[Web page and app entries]
────

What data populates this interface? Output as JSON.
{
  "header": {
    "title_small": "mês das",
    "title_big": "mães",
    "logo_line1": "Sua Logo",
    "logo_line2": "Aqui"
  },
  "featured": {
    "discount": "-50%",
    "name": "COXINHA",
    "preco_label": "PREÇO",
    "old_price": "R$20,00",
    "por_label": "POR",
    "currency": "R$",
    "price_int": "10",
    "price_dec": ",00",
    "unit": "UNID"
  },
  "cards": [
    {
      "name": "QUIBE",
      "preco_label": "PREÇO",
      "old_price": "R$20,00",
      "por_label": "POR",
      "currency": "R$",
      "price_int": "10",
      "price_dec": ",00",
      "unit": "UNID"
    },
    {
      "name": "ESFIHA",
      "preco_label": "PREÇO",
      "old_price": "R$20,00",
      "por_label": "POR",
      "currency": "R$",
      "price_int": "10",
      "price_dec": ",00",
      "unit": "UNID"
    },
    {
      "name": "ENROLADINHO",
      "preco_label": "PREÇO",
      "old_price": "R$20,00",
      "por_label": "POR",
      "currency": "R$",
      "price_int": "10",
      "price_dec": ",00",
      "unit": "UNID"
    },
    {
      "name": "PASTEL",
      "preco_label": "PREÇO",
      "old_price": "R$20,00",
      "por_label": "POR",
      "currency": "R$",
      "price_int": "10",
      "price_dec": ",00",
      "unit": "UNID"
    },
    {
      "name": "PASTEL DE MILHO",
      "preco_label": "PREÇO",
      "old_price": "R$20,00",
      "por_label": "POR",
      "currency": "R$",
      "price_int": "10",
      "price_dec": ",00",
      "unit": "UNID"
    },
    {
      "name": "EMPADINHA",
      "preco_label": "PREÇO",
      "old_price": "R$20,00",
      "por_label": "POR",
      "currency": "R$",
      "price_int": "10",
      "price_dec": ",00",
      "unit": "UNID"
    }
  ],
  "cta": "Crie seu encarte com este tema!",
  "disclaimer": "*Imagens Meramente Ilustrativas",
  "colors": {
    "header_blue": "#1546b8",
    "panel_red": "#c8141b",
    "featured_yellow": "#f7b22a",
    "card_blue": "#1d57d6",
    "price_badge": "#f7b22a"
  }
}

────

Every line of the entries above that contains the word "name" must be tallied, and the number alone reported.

### [ANSWER FOR THIS EXERCISE]
7